I had the chance to check out Geoffrey Fletcher's directorial debut on its premiere at the Toronto Film Festival and I was blown away. Geoffrey Fletcher is known as the Academy winning screenwriter of the film Precious, and his debut as a director took me by surprise because it did not at all offset any element from his writing work on Precious. He goes from social consciousness, inner-city story, black American social issues, etc.. and does a complete 180 degrees to create a world where two (white) teenage girls go on killing sprees for a living. but then again, Precious was adapted from a book, so he can kind of get away with this. Nevertheless, this really took me by surprise! Alexis Bledel and Saoirse Ronan play the title characters, who seem like they spun out of a Tarantino movie. Violet and Daisy are hit girls in New York, casually amoral about assignments with their only real concern being what dresses to buy with the pay. The movie unfolds in 10 chapters with the first being the most Tarantino-esque, which actually establishes the wrong tone for what is to come. Saoirse Ronan will definitely be mentioned come award time! I must admit that the film was entertaining and filled with great comedic timing and actions scenes that came straight out of a Tarantino flick. In fact, If I didn't know who had directed this film, my first guess would be Quentin Tarantino. Violet and Daisy are given a new assignment — an easy one for an increase in pay,they are assured — takes the film into much trickier terrain. The target, played as a wry and rumpled sad sack by James Gandolfini (Tony Soprano) actually welcomes the girls' visit to his dumpy apartment. This bothers them: Shooting a willing victim seems unprofessional. The movie now devolves into a three-hander, with any number of incidents and other "guests" causing interruptions but the movie essentially becomes a play and delves into a poetic set of scenes filled with symbolic imagery to reveal each character's motives in life.
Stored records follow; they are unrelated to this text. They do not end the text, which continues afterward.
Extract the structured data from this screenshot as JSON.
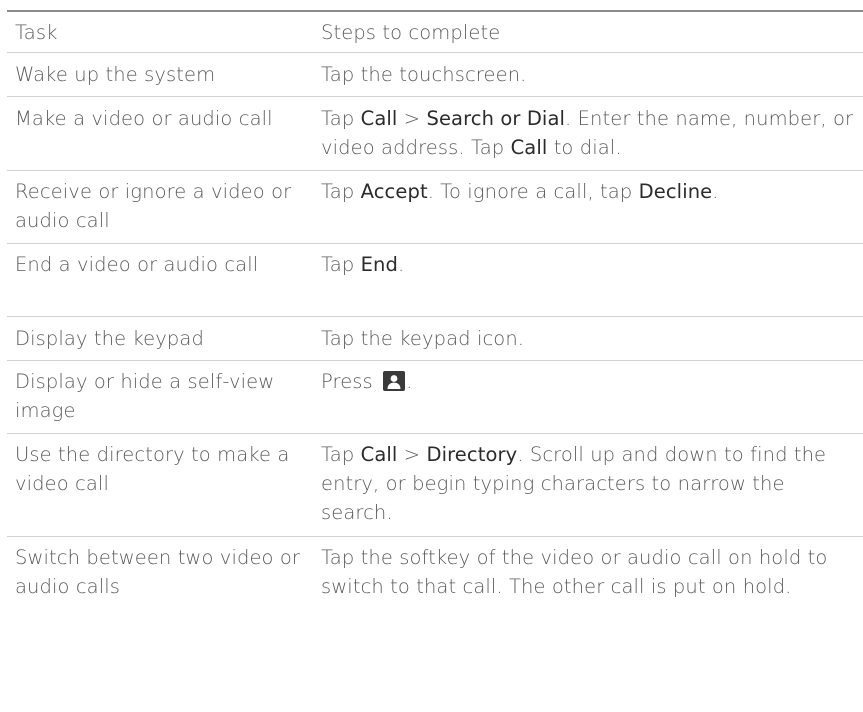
{
  "header": {
    "task": "Task",
    "steps": "Steps to complete"
  },
  "rows": [
    {
      "task": "Wake up the system",
      "steps": [
        "Tap the touchscreen."
      ]
    },
    {
      "task": "Make a video or audio call",
      "steps": [
        "Tap ",
        "Call",
        " > ",
        "Search or Dial",
        ". Enter the name, number, or video address. Tap ",
        "Call",
        " to dial."
      ]
    },
    {
      "task": "Receive or ignore a video or audio call",
      "steps": [
        "Tap ",
        "Accept",
        ". To ignore a call, tap ",
        "Decline",
        "."
      ]
    },
    {
      "task": "End a video or audio call",
      "steps": [
        "Tap ",
        "End",
        "."
      ]
    },
    {
      "task": "Display the keypad",
      "steps": [
        "Tap the keypad icon."
      ]
    },
    {
      "task": "Display or hide a self-view image",
      "steps": [
        "Press ",
        "."
      ],
      "icon": "self-view-icon"
    },
    {
      "task": "Use the directory to make a video call",
      "steps": [
        "Tap ",
        "Call",
        " > ",
        "Directory",
        ". Scroll up and down to find the entry, or begin typing characters to narrow the search."
      ]
    },
    {
      "task": "Switch between two video or audio calls",
      "steps": [
        "Tap the softkey of the video or audio call on hold to switch to that call. The other call is put on hold."
      ]
    }
  ],
  "colors": {
    "text": "#5a5a5a",
    "keyword": "#2b2b2b",
    "top_rule": "#8c8c8c",
    "row_divider": "#d2d2d2"
  }
}
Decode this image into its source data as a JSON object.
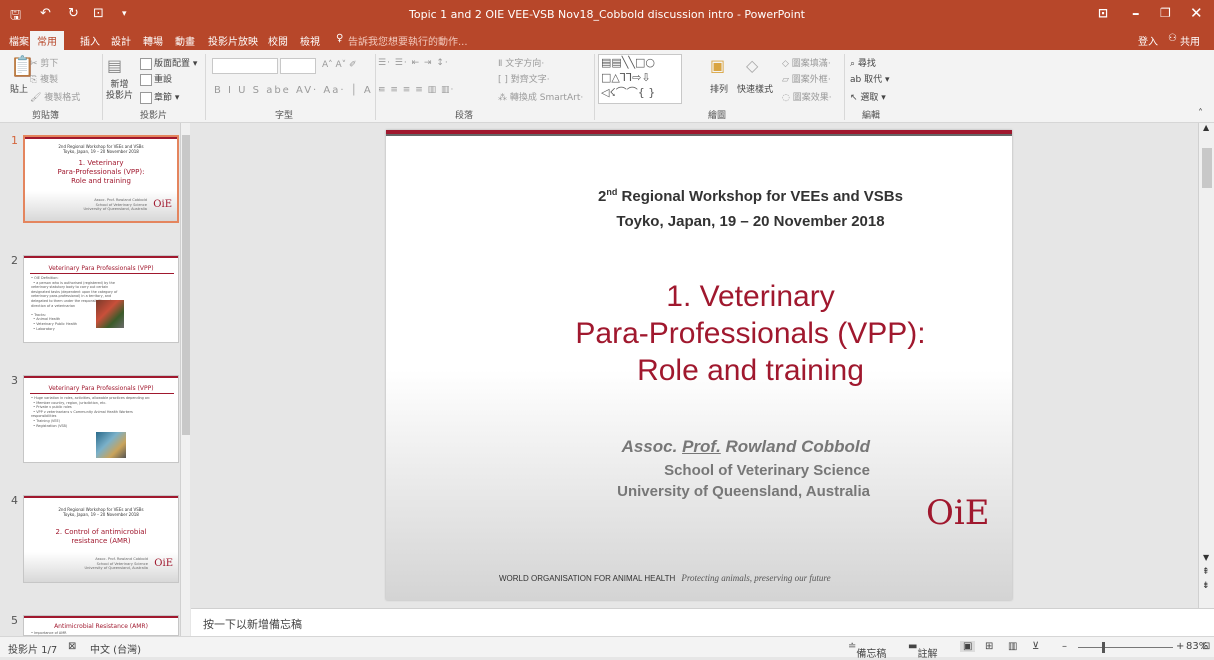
{
  "window": {
    "title": "Topic 1 and 2 OIE VEE-VSB Nov18_Cobbold discussion intro - PowerPoint",
    "quick_access": [
      "save-icon",
      "undo-icon",
      "redo-icon",
      "present-icon",
      "customize-icon"
    ]
  },
  "tabs": [
    "檔案",
    "常用",
    "插入",
    "設計",
    "轉場",
    "動畫",
    "投影片放映",
    "校閱",
    "檢視"
  ],
  "active_tab": "常用",
  "tell_me": "告訴我您想要執行的動作...",
  "account": {
    "signin": "登入",
    "share": "共用"
  },
  "ribbon": {
    "clipboard": {
      "paste": "貼上",
      "cut": "剪下",
      "copy": "複製",
      "format_painter": "複製格式",
      "label": "剪貼簿"
    },
    "slides": {
      "new_slide": "新增\n投影片",
      "layout": "版面配置",
      "reset": "重設",
      "section": "章節",
      "label": "投影片"
    },
    "font": {
      "label": "字型"
    },
    "paragraph": {
      "text_direction": "文字方向",
      "align_text": "對齊文字",
      "smartart": "轉換成 SmartArt",
      "label": "段落"
    },
    "drawing": {
      "arrange": "排列",
      "quick_styles": "快速樣式",
      "fill": "圖案填滿",
      "outline": "圖案外框",
      "effects": "圖案效果",
      "label": "繪圖"
    },
    "editing": {
      "find": "尋找",
      "replace": "取代",
      "select": "選取",
      "label": "編輯"
    }
  },
  "thumbnails": [
    {
      "num": "1",
      "line1": "2nd Regional Workshop for VEEs and VSBs",
      "line2": "Toyko, Japan, 19 – 20 November 2018",
      "title": "1. Veterinary\nPara-Professionals (VPP):\nRole and training",
      "author": "Assoc. Prof. Rowland Cobbold\nSchool of Veterinary Science\nUniversity of Queensland, Australia"
    },
    {
      "num": "2",
      "heading": "Veterinary Para Professionals (VPP)",
      "bullets": "• OIE Definition:\n  • a person who is authorised (registered) by the veterinary statutory body to carry out certain designated tasks (dependent upon the category of veterinary para-professional) in a territory, and delegated to them under the responsibility and direction of a veterinarian\n\n• Tracks:\n  • Animal Health\n  • Veterinary Public Health\n  • Laboratory"
    },
    {
      "num": "3",
      "heading": "Veterinary Para Professionals (VPP)",
      "bullets": "• Huge variation in roles, activities, allowable practices depending on:\n  • Member country, region, jurisdiction, etc.\n  • Private v public roles\n  • VPP v veterinarians v Community Animal Health Workers responsibilities\n  • Training (VEE)\n  • Registration (VSB)"
    },
    {
      "num": "4",
      "line1": "2nd Regional Workshop for VEEs and VSBs",
      "line2": "Toyko, Japan, 19 – 20 November 2018",
      "title": "2. Control of antimicrobial\nresistance (AMR)",
      "author": "Assoc. Prof. Rowland Cobbold\nSchool of Veterinary Science\nUniversity of Queensland, Australia"
    },
    {
      "num": "5",
      "heading": "Antimicrobial Resistance (AMR)",
      "bullets": "• Importance of AMR"
    }
  ],
  "slide": {
    "sub_pre": "2",
    "sub_sup": "nd",
    "sub_rest": " Regional Workshop for VEEs and VSBs",
    "sub2": "Toyko, Japan, 19 – 20 November 2018",
    "title_l1": "1. Veterinary",
    "title_l2": "Para-Professionals (VPP):",
    "title_l3": "Role and training",
    "author_pre": "Assoc. ",
    "author_prof": "Prof.",
    "author_name": " Rowland Cobbold",
    "school": "School of Veterinary Science",
    "university": "University of Queensland, Australia",
    "logo": "OiE",
    "footer_org": "WORLD ORGANISATION FOR ANIMAL HEALTH",
    "footer_motto": "Protecting animals, preserving our future"
  },
  "notes_placeholder": "按一下以新增備忘稿",
  "status": {
    "slide": "投影片 1/7",
    "language": "中文 (台灣)",
    "notes": "備忘稿",
    "comments": "註解",
    "zoom": "83%"
  },
  "colors": {
    "accent": "#b7472a",
    "slide_red": "#a0182e"
  }
}
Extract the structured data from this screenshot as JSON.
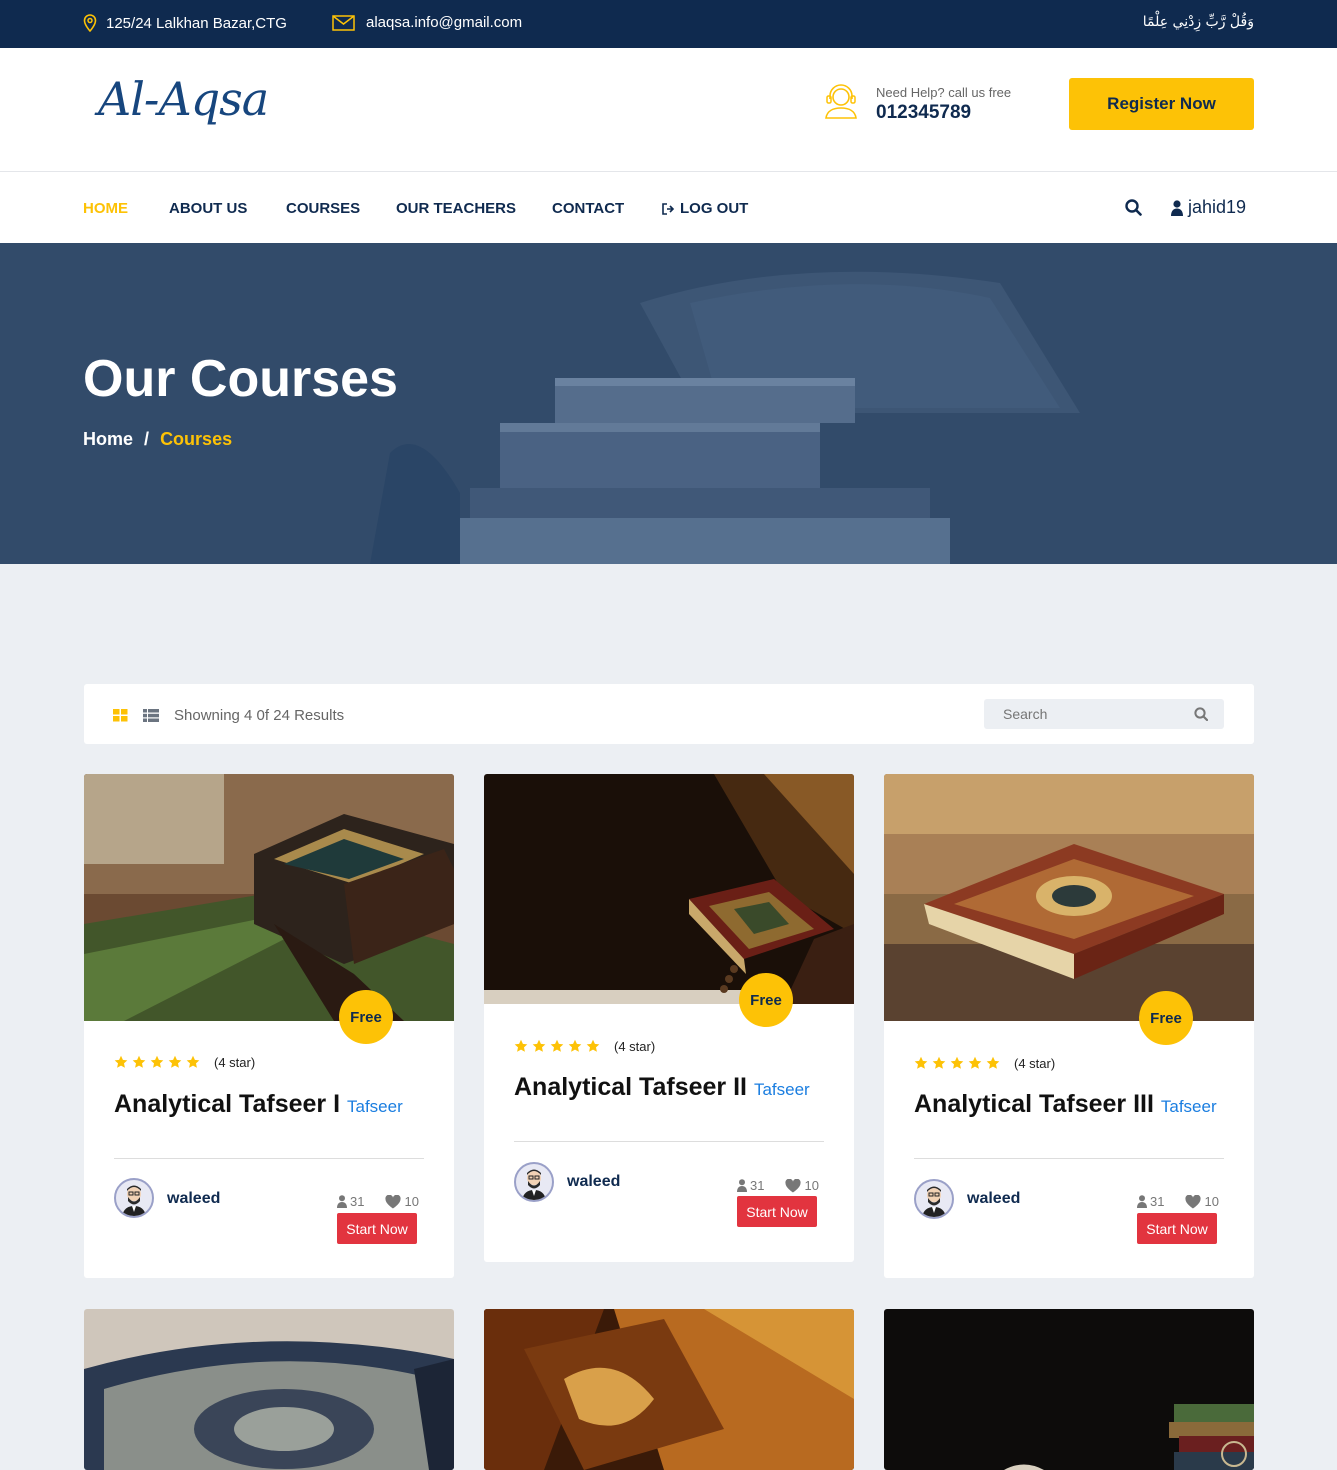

The key confrontation in this life-or-death situation between killers and a eager victim forces self-examination on the parts of all three. I applaud Fletcher's first effort, but can't really define him until I see more from him, which should be interesting to see what's next.